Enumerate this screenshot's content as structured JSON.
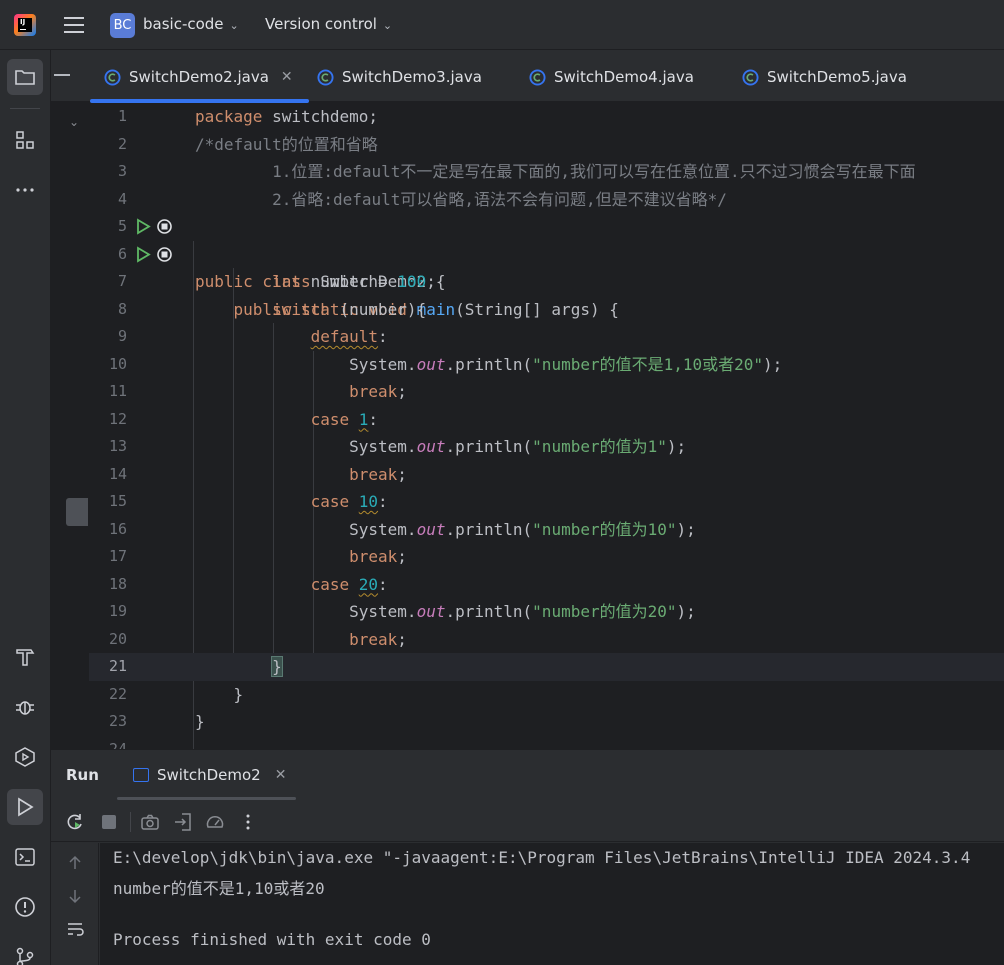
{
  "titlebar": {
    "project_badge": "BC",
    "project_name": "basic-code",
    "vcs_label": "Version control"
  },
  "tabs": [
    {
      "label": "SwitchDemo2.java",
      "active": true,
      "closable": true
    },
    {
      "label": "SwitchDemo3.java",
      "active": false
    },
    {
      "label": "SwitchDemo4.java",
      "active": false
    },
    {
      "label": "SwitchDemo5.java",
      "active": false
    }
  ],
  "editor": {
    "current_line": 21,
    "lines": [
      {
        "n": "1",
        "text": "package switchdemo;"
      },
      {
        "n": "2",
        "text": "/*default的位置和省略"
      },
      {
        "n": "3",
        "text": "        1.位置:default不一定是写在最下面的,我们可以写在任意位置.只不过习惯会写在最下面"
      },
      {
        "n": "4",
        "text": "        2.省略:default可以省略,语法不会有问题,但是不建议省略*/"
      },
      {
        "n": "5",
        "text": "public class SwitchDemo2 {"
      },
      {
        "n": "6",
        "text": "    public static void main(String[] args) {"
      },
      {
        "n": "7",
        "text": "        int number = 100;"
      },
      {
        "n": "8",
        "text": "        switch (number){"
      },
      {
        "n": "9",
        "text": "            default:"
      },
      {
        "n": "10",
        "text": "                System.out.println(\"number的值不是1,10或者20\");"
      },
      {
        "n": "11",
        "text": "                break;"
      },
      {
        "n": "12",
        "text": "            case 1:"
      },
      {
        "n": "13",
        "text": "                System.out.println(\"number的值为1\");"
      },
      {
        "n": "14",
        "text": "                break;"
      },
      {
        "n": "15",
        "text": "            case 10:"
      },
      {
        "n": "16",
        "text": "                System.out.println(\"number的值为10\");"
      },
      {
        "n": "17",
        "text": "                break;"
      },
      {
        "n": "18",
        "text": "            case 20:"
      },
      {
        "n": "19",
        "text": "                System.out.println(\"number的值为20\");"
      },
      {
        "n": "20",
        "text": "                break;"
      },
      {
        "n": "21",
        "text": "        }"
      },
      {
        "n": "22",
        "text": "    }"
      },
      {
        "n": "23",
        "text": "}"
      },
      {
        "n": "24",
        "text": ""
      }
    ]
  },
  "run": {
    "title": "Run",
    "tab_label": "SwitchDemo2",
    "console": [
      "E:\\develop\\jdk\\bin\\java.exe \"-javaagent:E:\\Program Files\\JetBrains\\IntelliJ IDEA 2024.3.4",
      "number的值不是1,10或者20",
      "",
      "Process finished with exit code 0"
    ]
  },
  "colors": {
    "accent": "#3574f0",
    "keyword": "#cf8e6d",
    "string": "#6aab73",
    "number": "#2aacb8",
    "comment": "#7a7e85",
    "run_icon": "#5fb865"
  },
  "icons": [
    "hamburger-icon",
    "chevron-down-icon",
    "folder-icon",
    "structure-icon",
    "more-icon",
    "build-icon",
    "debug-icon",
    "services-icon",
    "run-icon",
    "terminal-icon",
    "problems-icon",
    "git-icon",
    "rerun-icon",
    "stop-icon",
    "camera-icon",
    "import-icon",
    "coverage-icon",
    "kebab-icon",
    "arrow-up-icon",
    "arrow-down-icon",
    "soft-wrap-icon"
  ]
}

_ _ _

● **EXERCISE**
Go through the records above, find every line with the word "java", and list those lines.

● **WRITTEN REPLY**
      "label": "SwitchDemo2.java",
      "label": "SwitchDemo3.java",
      "label": "SwitchDemo4.java",
      "label": "SwitchDemo5.java",
      "E:\\develop\\jdk\\bin\\java.exe \"-javaagent:E:\\Program Files\\JetBrains\\IntelliJ IDEA 2024.3.4",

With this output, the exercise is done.